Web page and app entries
****

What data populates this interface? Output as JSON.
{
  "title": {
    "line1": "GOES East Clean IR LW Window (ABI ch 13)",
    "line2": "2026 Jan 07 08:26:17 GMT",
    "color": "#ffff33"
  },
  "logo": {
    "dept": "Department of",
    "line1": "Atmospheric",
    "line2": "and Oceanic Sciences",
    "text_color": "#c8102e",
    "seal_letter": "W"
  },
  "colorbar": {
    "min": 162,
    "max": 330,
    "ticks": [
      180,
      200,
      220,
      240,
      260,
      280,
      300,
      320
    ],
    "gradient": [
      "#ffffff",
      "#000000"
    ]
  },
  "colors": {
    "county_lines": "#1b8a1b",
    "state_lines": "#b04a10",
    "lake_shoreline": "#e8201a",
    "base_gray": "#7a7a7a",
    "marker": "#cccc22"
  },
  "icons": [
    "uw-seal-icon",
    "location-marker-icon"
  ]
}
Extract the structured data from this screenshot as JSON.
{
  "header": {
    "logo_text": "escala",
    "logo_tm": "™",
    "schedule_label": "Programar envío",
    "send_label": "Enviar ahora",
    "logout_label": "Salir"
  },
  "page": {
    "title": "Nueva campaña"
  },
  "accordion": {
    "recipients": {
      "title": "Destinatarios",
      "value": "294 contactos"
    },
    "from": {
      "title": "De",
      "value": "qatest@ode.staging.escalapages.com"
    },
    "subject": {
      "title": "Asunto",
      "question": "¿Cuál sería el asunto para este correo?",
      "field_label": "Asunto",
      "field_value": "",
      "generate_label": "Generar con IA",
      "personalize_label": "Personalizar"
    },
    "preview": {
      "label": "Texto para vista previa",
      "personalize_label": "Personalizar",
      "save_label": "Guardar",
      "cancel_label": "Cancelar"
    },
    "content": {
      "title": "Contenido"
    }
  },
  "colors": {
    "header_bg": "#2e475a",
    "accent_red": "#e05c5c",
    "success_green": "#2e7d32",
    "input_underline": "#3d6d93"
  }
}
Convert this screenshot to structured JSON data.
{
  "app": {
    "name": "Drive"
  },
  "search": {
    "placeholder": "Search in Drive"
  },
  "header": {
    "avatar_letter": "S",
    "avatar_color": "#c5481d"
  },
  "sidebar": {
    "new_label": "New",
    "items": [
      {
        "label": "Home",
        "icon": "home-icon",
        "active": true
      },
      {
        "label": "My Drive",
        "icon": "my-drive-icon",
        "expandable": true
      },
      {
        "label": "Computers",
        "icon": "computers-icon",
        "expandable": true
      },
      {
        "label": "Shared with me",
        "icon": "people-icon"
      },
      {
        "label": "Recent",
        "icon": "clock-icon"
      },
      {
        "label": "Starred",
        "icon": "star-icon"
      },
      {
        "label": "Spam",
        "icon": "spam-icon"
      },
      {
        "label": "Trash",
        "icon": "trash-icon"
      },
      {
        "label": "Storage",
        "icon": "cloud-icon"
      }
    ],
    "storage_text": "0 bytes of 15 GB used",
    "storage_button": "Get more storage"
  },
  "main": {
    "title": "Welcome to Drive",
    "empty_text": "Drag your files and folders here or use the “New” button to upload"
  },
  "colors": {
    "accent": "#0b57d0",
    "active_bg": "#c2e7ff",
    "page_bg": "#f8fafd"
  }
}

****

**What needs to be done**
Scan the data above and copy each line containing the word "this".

**Task result**
What data populates this interface? Output as JSON.
Extract the structured data from this screenshot as JSON.
Convert this screenshot to structured JSON data.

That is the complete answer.